Barbara Liskov has just been announced as the recipient of the 2008 Turing Award, which is one of the most important prizes in computer science, and can be thought of as our field’s equivalent to the various Nobel Prizes. Professor Liskov is a worthy recipient of the award, even if judged alone by her citation which lists a number of the important contributions she has made to operating systems, programming languages and distributed systems.
Professor Liskov seems to be particularly well known for the Liskov substitution principle which says that some property of a supertype ought to hold of its subtypes. I’m not in any position to speak as to the importance of this contribution. However, her more recent work has been regarding the tolerance of Byzantine failures in distributed systems, which is much more close to my heart.

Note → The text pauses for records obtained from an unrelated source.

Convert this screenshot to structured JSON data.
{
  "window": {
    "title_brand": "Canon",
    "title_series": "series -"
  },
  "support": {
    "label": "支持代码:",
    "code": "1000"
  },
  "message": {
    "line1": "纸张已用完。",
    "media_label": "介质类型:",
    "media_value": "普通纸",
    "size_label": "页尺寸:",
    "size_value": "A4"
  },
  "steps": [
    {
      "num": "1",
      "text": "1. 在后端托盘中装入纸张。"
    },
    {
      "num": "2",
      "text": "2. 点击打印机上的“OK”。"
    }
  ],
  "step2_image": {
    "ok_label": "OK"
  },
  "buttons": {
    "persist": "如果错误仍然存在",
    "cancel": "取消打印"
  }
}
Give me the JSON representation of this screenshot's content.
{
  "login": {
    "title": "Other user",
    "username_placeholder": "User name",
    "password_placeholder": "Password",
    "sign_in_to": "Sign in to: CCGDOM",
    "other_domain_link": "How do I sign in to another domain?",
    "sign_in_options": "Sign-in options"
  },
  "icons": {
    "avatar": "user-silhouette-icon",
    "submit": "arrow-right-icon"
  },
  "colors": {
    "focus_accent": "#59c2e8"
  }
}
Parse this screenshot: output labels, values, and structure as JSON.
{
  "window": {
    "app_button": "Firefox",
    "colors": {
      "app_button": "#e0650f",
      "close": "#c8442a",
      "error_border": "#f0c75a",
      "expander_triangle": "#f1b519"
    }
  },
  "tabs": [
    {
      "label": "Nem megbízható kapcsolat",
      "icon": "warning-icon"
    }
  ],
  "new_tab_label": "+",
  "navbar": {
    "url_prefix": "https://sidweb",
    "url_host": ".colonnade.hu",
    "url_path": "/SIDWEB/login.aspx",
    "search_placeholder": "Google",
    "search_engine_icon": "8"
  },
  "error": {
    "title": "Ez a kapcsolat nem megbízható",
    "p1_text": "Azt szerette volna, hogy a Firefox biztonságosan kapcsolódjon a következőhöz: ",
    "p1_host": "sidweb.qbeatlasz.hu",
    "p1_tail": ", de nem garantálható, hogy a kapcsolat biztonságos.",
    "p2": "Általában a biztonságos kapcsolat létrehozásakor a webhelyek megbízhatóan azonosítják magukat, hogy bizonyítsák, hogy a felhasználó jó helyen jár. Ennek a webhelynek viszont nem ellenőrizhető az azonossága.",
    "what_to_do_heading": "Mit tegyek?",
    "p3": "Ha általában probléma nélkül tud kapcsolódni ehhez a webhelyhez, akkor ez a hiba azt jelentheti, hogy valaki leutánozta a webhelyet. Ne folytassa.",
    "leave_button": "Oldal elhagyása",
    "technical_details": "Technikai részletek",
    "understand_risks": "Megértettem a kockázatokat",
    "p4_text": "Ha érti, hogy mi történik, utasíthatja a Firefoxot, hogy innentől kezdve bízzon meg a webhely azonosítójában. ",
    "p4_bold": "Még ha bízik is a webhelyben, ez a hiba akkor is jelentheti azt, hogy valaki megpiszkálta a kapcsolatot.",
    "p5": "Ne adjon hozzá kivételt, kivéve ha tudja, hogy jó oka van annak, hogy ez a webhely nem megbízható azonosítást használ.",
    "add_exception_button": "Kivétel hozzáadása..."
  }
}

The only work of Liskov’s that I am really familiar with is the late 90s work on Practical Byzantine Fault Tolerance with Miguel Castro and is first published in this OSDI ’99 paper. I’m not going to do a full review, but the topic sits so nicely with my recent focus on consensus protocols that it makes sense to briefly discuss its importance.